* **Directions for this task**: Quote the data below in full, minus the images.

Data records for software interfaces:

-.-.-

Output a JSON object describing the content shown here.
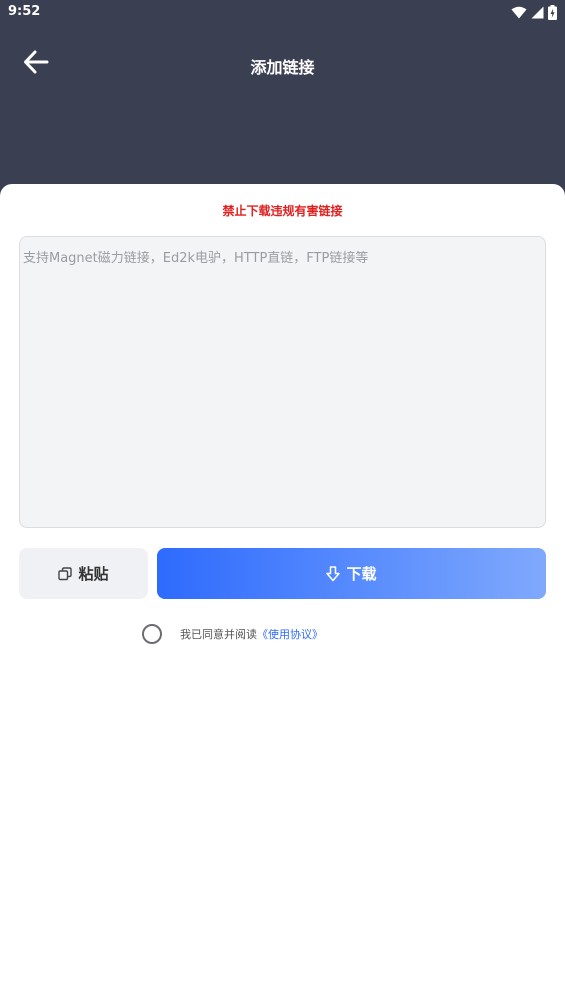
{
  "status_bar": {
    "time": "9:52",
    "icons": [
      "wifi-icon",
      "signal-icon",
      "battery-icon"
    ]
  },
  "header": {
    "title": "添加链接",
    "back_icon": "arrow-left-icon"
  },
  "warning": "禁止下载违规有害链接",
  "link_input": {
    "value": "",
    "placeholder": "支持Magnet磁力链接，Ed2k电驴，HTTP直链，FTP链接等"
  },
  "buttons": {
    "paste_label": "粘贴",
    "paste_icon": "copy-icon",
    "download_label": "下载",
    "download_icon": "download-arrow-icon"
  },
  "agreement": {
    "checked": false,
    "text": "我已同意并阅读",
    "link": "《使用协议》"
  },
  "colors": {
    "header_bg": "#3b3f52",
    "warning": "#e02020",
    "accent": "#2e6bfd",
    "accent_light": "#80a9fd"
  }
}
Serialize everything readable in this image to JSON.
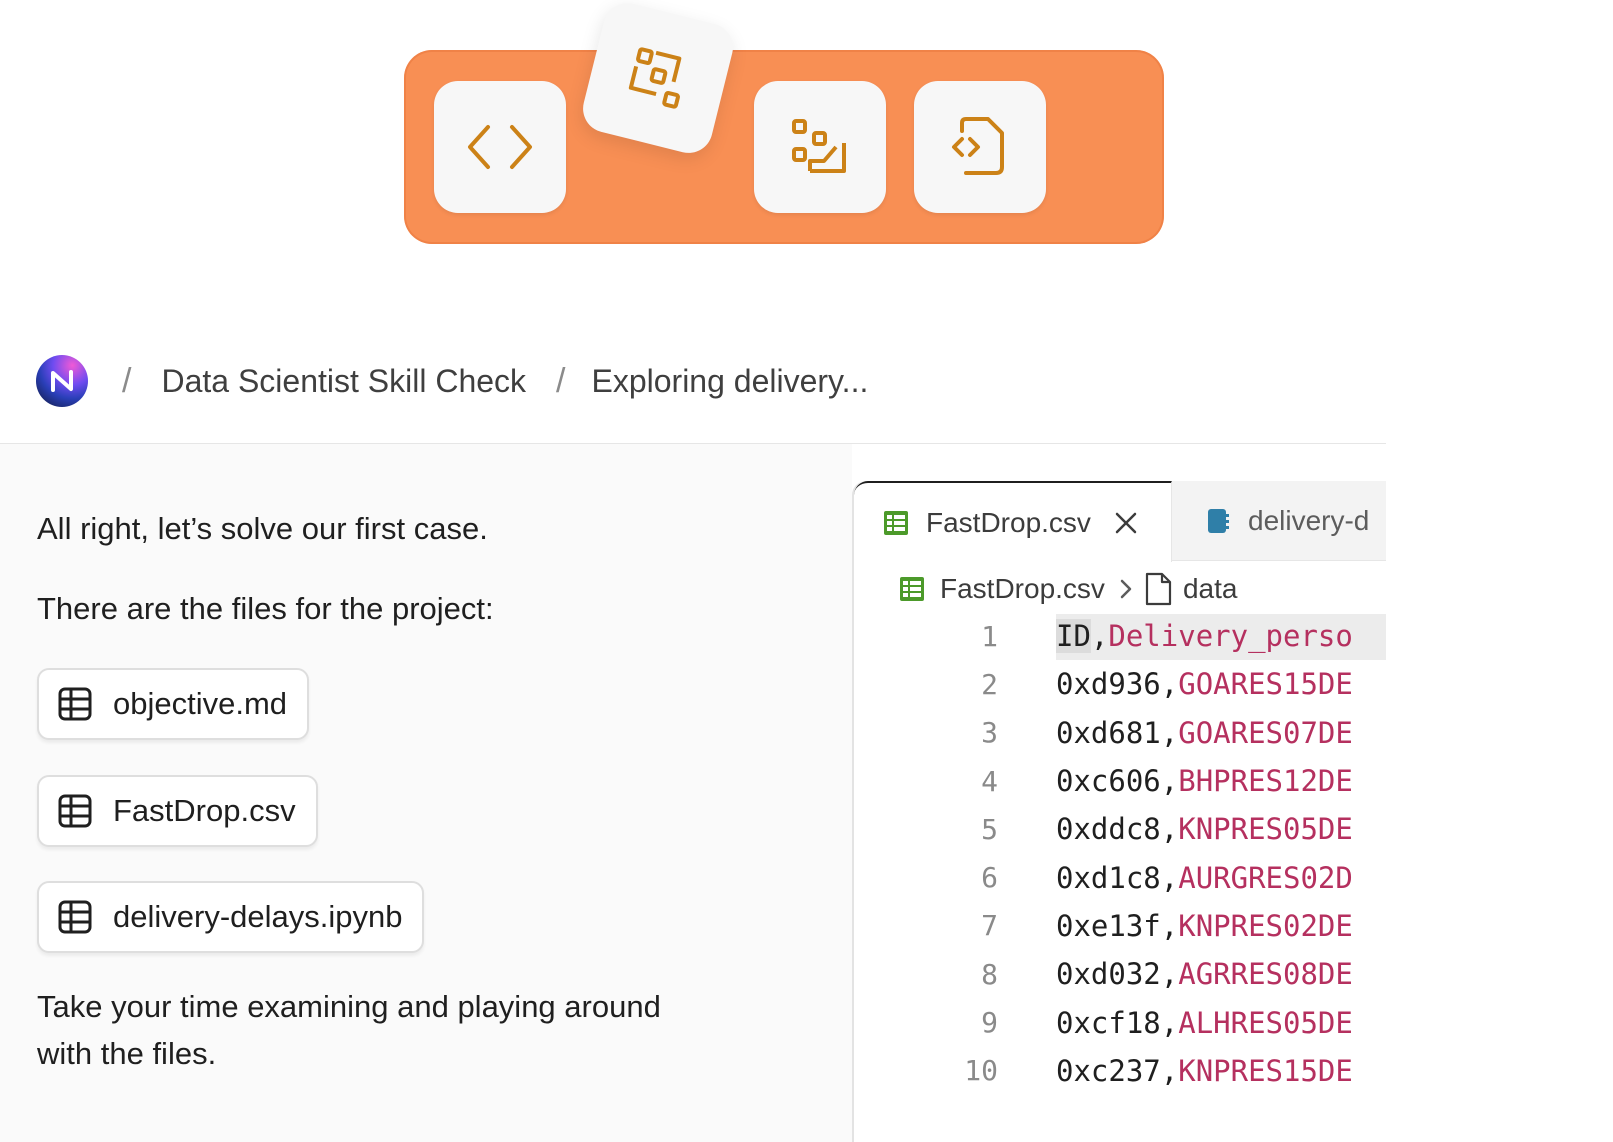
{
  "toolbar": {
    "buttons": [
      {
        "name": "code",
        "icon": "code-brackets-icon"
      },
      {
        "name": "floating",
        "icon": "shapes-cluster-icon"
      },
      {
        "name": "shapes",
        "icon": "shapes-path-icon"
      },
      {
        "name": "file-code",
        "icon": "file-code-icon"
      }
    ],
    "accent": "#f88f54",
    "icon_color": "#cc8217"
  },
  "breadcrumb": {
    "logo_icon": "n-logo-icon",
    "separator": "/",
    "items": [
      "Data Scientist Skill Check",
      "Exploring delivery..."
    ]
  },
  "chat": {
    "intro": "All right, let’s solve our first case.",
    "files_intro": "There are the files for the project:",
    "files": [
      {
        "label": "objective.md",
        "icon": "table-icon"
      },
      {
        "label": "FastDrop.csv",
        "icon": "table-icon"
      },
      {
        "label": "delivery-delays.ipynb",
        "icon": "table-icon"
      }
    ],
    "outro_line1": "Take your time examining and playing around",
    "outro_line2": "with the files."
  },
  "editor": {
    "tabs": [
      {
        "label": "FastDrop.csv",
        "icon": "spreadsheet-icon",
        "active": true
      },
      {
        "label": "delivery-d",
        "icon": "notebook-icon",
        "active": false
      }
    ],
    "path": {
      "file": "FastDrop.csv",
      "folder": "data"
    },
    "lines": [
      {
        "n": "1",
        "id": "ID",
        "val": "Delivery_perso"
      },
      {
        "n": "2",
        "id": "0xd936",
        "val": "GOARES15DE"
      },
      {
        "n": "3",
        "id": "0xd681",
        "val": "GOARES07DE"
      },
      {
        "n": "4",
        "id": "0xc606",
        "val": "BHPRES12DE"
      },
      {
        "n": "5",
        "id": "0xddc8",
        "val": "KNPRES05DE"
      },
      {
        "n": "6",
        "id": "0xd1c8",
        "val": "AURGRES02D"
      },
      {
        "n": "7",
        "id": "0xe13f",
        "val": "KNPRES02DE"
      },
      {
        "n": "8",
        "id": "0xd032",
        "val": "AGRRES08DE"
      },
      {
        "n": "9",
        "id": "0xcf18",
        "val": "ALHRES05DE"
      },
      {
        "n": "10",
        "id": "0xc237",
        "val": "KNPRES15DE"
      }
    ]
  }
}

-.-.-

* **Exercise output**:
Output a JSON object describing the content shown here.
{
  "status_bar": {
    "time": "9:52",
    "icons": [
      "wifi-icon",
      "signal-icon",
      "battery-icon"
    ]
  },
  "header": {
    "title": "添加链接",
    "back_icon": "arrow-left-icon"
  },
  "warning": "禁止下载违规有害链接",
  "link_input": {
    "value": "",
    "placeholder": "支持Magnet磁力链接，Ed2k电驴，HTTP直链，FTP链接等"
  },
  "buttons": {
    "paste_label": "粘贴",
    "paste_icon": "copy-icon",
    "download_label": "下载",
    "download_icon": "download-arrow-icon"
  },
  "agreement": {
    "checked": false,
    "text": "我已同意并阅读",
    "link": "《使用协议》"
  },
  "colors": {
    "header_bg": "#3b3f52",
    "warning": "#e02020",
    "accent": "#2e6bfd",
    "accent_light": "#80a9fd"
  }
}
Serialize everything readable in this image to JSON.
{
  "toolbar": {
    "buttons": [
      {
        "name": "code",
        "icon": "code-brackets-icon"
      },
      {
        "name": "floating",
        "icon": "shapes-cluster-icon"
      },
      {
        "name": "shapes",
        "icon": "shapes-path-icon"
      },
      {
        "name": "file-code",
        "icon": "file-code-icon"
      }
    ],
    "accent": "#f88f54",
    "icon_color": "#cc8217"
  },
  "breadcrumb": {
    "logo_icon": "n-logo-icon",
    "separator": "/",
    "items": [
      "Data Scientist Skill Check",
      "Exploring delivery..."
    ]
  },
  "chat": {
    "intro": "All right, let’s solve our first case.",
    "files_intro": "There are the files for the project:",
    "files": [
      {
        "label": "objective.md",
        "icon": "table-icon"
      },
      {
        "label": "FastDrop.csv",
        "icon": "table-icon"
      },
      {
        "label": "delivery-delays.ipynb",
        "icon": "table-icon"
      }
    ],
    "outro_line1": "Take your time examining and playing around",
    "outro_line2": "with the files."
  },
  "editor": {
    "tabs": [
      {
        "label": "FastDrop.csv",
        "icon": "spreadsheet-icon",
        "active": true
      },
      {
        "label": "delivery-d",
        "icon": "notebook-icon",
        "active": false
      }
    ],
    "path": {
      "file": "FastDrop.csv",
      "folder": "data"
    },
    "lines": [
      {
        "n": "1",
        "id": "ID",
        "val": "Delivery_perso"
      },
      {
        "n": "2",
        "id": "0xd936",
        "val": "GOARES15DE"
      },
      {
        "n": "3",
        "id": "0xd681",
        "val": "GOARES07DE"
      },
      {
        "n": "4",
        "id": "0xc606",
        "val": "BHPRES12DE"
      },
      {
        "n": "5",
        "id": "0xddc8",
        "val": "KNPRES05DE"
      },
      {
        "n": "6",
        "id": "0xd1c8",
        "val": "AURGRES02D"
      },
      {
        "n": "7",
        "id": "0xe13f",
        "val": "KNPRES02DE"
      },
      {
        "n": "8",
        "id": "0xd032",
        "val": "AGRRES08DE"
      },
      {
        "n": "9",
        "id": "0xcf18",
        "val": "ALHRES05DE"
      },
      {
        "n": "10",
        "id": "0xc237",
        "val": "KNPRES15DE"
      }
    ]
  }
}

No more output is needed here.